From the entries below, copy every line that holds the word "Share".

[Data entries]
**********
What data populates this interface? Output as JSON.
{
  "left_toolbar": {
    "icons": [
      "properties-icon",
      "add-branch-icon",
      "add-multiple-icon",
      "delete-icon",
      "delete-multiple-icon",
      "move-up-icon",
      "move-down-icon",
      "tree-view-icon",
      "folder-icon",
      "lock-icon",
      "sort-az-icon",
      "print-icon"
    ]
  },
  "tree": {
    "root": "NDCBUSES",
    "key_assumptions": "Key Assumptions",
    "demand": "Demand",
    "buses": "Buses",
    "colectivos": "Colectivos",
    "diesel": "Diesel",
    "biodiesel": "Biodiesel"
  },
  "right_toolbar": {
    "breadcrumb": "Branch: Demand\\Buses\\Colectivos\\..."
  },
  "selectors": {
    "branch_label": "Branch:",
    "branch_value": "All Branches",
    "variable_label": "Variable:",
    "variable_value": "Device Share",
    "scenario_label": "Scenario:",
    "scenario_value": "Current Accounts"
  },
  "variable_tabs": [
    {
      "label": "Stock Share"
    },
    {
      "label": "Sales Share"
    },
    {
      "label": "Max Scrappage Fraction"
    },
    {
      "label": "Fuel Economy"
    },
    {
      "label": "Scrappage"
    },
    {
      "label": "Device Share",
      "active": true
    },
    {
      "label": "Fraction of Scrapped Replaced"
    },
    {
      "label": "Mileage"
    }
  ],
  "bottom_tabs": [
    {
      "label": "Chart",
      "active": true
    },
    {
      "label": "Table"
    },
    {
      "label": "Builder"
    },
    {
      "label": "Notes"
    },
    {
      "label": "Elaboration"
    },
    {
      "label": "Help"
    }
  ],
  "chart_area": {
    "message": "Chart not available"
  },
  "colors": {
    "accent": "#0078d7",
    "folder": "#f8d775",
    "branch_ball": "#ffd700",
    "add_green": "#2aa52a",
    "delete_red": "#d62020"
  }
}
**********
YOUR SOLUTION.
    "variable_value": "Device Share",
      "label": "Stock Share"
      "label": "Sales Share"
      "label": "Device Share",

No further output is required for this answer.